Could you output each line of the data that follows exactly?

-- Exercise input follows --

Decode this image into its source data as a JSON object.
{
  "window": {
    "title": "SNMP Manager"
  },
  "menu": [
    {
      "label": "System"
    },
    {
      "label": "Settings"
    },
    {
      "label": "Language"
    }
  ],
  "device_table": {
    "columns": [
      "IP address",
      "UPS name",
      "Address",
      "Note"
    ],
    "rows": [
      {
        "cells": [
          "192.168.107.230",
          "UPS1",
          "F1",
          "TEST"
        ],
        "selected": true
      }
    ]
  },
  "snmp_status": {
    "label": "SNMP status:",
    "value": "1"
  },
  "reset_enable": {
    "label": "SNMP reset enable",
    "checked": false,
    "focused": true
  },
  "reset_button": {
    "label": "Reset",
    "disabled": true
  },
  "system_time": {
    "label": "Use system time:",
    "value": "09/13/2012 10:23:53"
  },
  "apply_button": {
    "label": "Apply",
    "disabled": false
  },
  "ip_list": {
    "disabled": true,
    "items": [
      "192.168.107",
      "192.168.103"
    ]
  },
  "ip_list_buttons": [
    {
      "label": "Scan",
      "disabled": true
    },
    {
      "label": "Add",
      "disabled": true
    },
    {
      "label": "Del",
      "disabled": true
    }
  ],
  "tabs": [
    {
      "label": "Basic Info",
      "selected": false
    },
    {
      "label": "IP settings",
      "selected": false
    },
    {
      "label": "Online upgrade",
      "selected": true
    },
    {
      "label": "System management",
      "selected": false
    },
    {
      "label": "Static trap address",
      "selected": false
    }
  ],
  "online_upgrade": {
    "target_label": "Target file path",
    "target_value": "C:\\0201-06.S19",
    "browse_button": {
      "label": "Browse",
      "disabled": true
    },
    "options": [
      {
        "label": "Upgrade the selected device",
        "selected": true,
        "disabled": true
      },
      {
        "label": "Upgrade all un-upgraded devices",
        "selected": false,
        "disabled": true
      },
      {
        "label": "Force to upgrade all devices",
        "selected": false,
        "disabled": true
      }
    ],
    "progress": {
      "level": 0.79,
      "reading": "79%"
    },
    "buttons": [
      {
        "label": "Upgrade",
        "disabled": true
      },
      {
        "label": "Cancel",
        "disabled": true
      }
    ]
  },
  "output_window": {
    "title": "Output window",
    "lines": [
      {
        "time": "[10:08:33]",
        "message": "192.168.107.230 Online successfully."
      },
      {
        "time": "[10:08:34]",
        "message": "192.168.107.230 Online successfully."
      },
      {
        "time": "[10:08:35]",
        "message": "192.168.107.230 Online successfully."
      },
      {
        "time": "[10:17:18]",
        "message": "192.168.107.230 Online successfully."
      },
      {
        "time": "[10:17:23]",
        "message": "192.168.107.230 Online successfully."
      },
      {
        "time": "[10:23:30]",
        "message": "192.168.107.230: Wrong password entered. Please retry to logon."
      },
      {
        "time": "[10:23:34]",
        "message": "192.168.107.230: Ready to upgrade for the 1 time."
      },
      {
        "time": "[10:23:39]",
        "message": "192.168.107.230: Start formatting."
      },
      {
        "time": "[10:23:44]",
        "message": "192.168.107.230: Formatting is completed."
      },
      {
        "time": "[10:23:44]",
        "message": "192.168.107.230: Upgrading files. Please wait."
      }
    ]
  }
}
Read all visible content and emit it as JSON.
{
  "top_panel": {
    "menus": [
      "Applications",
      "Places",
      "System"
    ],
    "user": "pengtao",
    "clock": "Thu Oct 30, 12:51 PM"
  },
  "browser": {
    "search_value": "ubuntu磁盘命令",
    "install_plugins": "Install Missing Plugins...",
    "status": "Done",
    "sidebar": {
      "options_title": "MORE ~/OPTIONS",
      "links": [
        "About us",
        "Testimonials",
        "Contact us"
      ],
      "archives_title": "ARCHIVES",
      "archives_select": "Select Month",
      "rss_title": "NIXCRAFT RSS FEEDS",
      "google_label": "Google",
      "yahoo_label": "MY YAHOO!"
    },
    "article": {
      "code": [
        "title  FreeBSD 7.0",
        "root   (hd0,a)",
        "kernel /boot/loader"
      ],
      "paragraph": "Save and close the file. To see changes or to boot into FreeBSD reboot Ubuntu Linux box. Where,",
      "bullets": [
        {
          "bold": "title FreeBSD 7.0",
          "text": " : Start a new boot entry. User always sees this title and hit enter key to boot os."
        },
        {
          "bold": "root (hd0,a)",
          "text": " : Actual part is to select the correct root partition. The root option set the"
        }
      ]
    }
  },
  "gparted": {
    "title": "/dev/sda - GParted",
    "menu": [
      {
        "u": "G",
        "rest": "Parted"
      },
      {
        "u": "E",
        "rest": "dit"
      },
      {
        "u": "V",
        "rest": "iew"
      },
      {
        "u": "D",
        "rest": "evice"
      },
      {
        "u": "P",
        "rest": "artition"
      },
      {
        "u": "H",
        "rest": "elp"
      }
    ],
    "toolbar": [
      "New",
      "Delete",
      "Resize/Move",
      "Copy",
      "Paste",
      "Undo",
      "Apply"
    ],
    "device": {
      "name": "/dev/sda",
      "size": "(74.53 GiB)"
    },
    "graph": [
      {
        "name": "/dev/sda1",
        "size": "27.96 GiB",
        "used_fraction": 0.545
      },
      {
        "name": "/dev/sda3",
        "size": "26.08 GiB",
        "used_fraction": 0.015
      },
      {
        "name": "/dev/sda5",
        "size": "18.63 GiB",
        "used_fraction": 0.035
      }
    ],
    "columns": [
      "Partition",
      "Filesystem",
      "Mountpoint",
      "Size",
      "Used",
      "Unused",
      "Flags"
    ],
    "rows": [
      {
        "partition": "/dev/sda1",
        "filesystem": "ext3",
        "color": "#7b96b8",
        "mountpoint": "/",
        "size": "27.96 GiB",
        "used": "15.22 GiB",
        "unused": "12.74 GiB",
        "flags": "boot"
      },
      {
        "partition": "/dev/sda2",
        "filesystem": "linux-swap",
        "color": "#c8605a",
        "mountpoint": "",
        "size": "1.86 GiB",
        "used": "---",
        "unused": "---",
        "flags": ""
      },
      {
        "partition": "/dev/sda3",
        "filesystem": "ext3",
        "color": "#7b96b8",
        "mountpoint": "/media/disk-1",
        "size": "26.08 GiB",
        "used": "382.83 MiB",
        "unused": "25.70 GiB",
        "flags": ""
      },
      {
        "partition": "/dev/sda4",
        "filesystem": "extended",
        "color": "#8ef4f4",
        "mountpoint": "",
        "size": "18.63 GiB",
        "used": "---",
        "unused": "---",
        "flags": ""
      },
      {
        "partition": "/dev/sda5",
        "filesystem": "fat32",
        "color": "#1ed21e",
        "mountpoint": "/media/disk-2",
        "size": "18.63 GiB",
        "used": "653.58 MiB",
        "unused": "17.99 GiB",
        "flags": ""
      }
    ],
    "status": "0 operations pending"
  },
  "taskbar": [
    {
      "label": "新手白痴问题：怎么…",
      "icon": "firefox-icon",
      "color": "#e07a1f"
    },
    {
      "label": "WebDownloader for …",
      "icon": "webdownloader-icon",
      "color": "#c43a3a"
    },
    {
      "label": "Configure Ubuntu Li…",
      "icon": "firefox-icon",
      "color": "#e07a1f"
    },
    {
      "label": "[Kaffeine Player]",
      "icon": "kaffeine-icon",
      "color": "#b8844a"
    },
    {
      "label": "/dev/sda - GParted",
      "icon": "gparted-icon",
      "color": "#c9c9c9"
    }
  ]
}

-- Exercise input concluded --

▶ _Response area_
Decode this image into its source data as a JSON object.
{
  "window": {
    "title": "SNMP Manager"
  },
  "menu": [
    {
      "label": "System"
    },
    {
      "label": "Settings"
    },
    {
      "label": "Language"
    }
  ],
  "device_table": {
    "columns": [
      "IP address",
      "UPS name",
      "Address",
      "Note"
    ],
    "rows": [
      {
        "cells": [
          "192.168.107.230",
          "UPS1",
          "F1",
          "TEST"
        ],
        "selected": true
      }
    ]
  },
  "snmp_status": {
    "label": "SNMP status:",
    "value": "1"
  },
  "reset_enable": {
    "label": "SNMP reset enable",
    "checked": false,
    "focused": true
  },
  "reset_button": {
    "label": "Reset",
    "disabled": true
  },
  "system_time": {
    "label": "Use system time:",
    "value": "09/13/2012 10:23:53"
  },
  "apply_button": {
    "label": "Apply",
    "disabled": false
  },
  "ip_list": {
    "disabled": true,
    "items": [
      "192.168.107",
      "192.168.103"
    ]
  },
  "ip_list_buttons": [
    {
      "label": "Scan",
      "disabled": true
    },
    {
      "label": "Add",
      "disabled": true
    },
    {
      "label": "Del",
      "disabled": true
    }
  ],
  "tabs": [
    {
      "label": "Basic Info",
      "selected": false
    },
    {
      "label": "IP settings",
      "selected": false
    },
    {
      "label": "Online upgrade",
      "selected": true
    },
    {
      "label": "System management",
      "selected": false
    },
    {
      "label": "Static trap address",
      "selected": false
    }
  ],
  "online_upgrade": {
    "target_label": "Target file path",
    "target_value": "C:\\0201-06.S19",
    "browse_button": {
      "label": "Browse",
      "disabled": true
    },
    "options": [
      {
        "label": "Upgrade the selected device",
        "selected": true,
        "disabled": true
      },
      {
        "label": "Upgrade all un-upgraded devices",
        "selected": false,
        "disabled": true
      },
      {
        "label": "Force to upgrade all devices",
        "selected": false,
        "disabled": true
      }
    ],
    "progress": {
      "level": 0.79,
      "reading": "79%"
    },
    "buttons": [
      {
        "label": "Upgrade",
        "disabled": true
      },
      {
        "label": "Cancel",
        "disabled": true
      }
    ]
  },
  "output_window": {
    "title": "Output window",
    "lines": [
      {
        "time": "[10:08:33]",
        "message": "192.168.107.230 Online successfully."
      },
      {
        "time": "[10:08:34]",
        "message": "192.168.107.230 Online successfully."
      },
      {
        "time": "[10:08:35]",
        "message": "192.168.107.230 Online successfully."
      },
      {
        "time": "[10:17:18]",
        "message": "192.168.107.230 Online successfully."
      },
      {
        "time": "[10:17:23]",
        "message": "192.168.107.230 Online successfully."
      },
      {
        "time": "[10:23:30]",
        "message": "192.168.107.230: Wrong password entered. Please retry to logon."
      },
      {
        "time": "[10:23:34]",
        "message": "192.168.107.230: Ready to upgrade for the 1 time."
      },
      {
        "time": "[10:23:39]",
        "message": "192.168.107.230: Start formatting."
      },
      {
        "time": "[10:23:44]",
        "message": "192.168.107.230: Formatting is completed."
      },
      {
        "time": "[10:23:44]",
        "message": "192.168.107.230: Upgrading files. Please wait."
      }
    ]
  }
}
Read all visible content and emit it as JSON.
{
  "top_panel": {
    "menus": [
      "Applications",
      "Places",
      "System"
    ],
    "user": "pengtao",
    "clock": "Thu Oct 30, 12:51 PM"
  },
  "browser": {
    "search_value": "ubuntu磁盘命令",
    "install_plugins": "Install Missing Plugins...",
    "status": "Done",
    "sidebar": {
      "options_title": "MORE ~/OPTIONS",
      "links": [
        "About us",
        "Testimonials",
        "Contact us"
      ],
      "archives_title": "ARCHIVES",
      "archives_select": "Select Month",
      "rss_title": "NIXCRAFT RSS FEEDS",
      "google_label": "Google",
      "yahoo_label": "MY YAHOO!"
    },
    "article": {
      "code": [
        "title  FreeBSD 7.0",
        "root   (hd0,a)",
        "kernel /boot/loader"
      ],
      "paragraph": "Save and close the file. To see changes or to boot into FreeBSD reboot Ubuntu Linux box. Where,",
      "bullets": [
        {
          "bold": "title FreeBSD 7.0",
          "text": " : Start a new boot entry. User always sees this title and hit enter key to boot os."
        },
        {
          "bold": "root (hd0,a)",
          "text": " : Actual part is to select the correct root partition. The root option set the"
        }
      ]
    }
  },
  "gparted": {
    "title": "/dev/sda - GParted",
    "menu": [
      {
        "u": "G",
        "rest": "Parted"
      },
      {
        "u": "E",
        "rest": "dit"
      },
      {
        "u": "V",
        "rest": "iew"
      },
      {
        "u": "D",
        "rest": "evice"
      },
      {
        "u": "P",
        "rest": "artition"
      },
      {
        "u": "H",
        "rest": "elp"
      }
    ],
    "toolbar": [
      "New",
      "Delete",
      "Resize/Move",
      "Copy",
      "Paste",
      "Undo",
      "Apply"
    ],
    "device": {
      "name": "/dev/sda",
      "size": "(74.53 GiB)"
    },
    "graph": [
      {
        "name": "/dev/sda1",
        "size": "27.96 GiB",
        "used_fraction": 0.545
      },
      {
        "name": "/dev/sda3",
        "size": "26.08 GiB",
        "used_fraction": 0.015
      },
      {
        "name": "/dev/sda5",
        "size": "18.63 GiB",
        "used_fraction": 0.035
      }
    ],
    "columns": [
      "Partition",
      "Filesystem",
      "Mountpoint",
      "Size",
      "Used",
      "Unused",
      "Flags"
    ],
    "rows": [
      {
        "partition": "/dev/sda1",
        "filesystem": "ext3",
        "color": "#7b96b8",
        "mountpoint": "/",
        "size": "27.96 GiB",
        "used": "15.22 GiB",
        "unused": "12.74 GiB",
        "flags": "boot"
      },
      {
        "partition": "/dev/sda2",
        "filesystem": "linux-swap",
        "color": "#c8605a",
        "mountpoint": "",
        "size": "1.86 GiB",
        "used": "---",
        "unused": "---",
        "flags": ""
      },
      {
        "partition": "/dev/sda3",
        "filesystem": "ext3",
        "color": "#7b96b8",
        "mountpoint": "/media/disk-1",
        "size": "26.08 GiB",
        "used": "382.83 MiB",
        "unused": "25.70 GiB",
        "flags": ""
      },
      {
        "partition": "/dev/sda4",
        "filesystem": "extended",
        "color": "#8ef4f4",
        "mountpoint": "",
        "size": "18.63 GiB",
        "used": "---",
        "unused": "---",
        "flags": ""
      },
      {
        "partition": "/dev/sda5",
        "filesystem": "fat32",
        "color": "#1ed21e",
        "mountpoint": "/media/disk-2",
        "size": "18.63 GiB",
        "used": "653.58 MiB",
        "unused": "17.99 GiB",
        "flags": ""
      }
    ],
    "status": "0 operations pending"
  },
  "taskbar": [
    {
      "label": "新手白痴问题：怎么…",
      "icon": "firefox-icon",
      "color": "#e07a1f"
    },
    {
      "label": "WebDownloader for …",
      "icon": "webdownloader-icon",
      "color": "#c43a3a"
    },
    {
      "label": "Configure Ubuntu Li…",
      "icon": "firefox-icon",
      "color": "#e07a1f"
    },
    {
      "label": "[Kaffeine Player]",
      "icon": "kaffeine-icon",
      "color": "#b8844a"
    },
    {
      "label": "/dev/sda - GParted",
      "icon": "gparted-icon",
      "color": "#c9c9c9"
    }
  ]
}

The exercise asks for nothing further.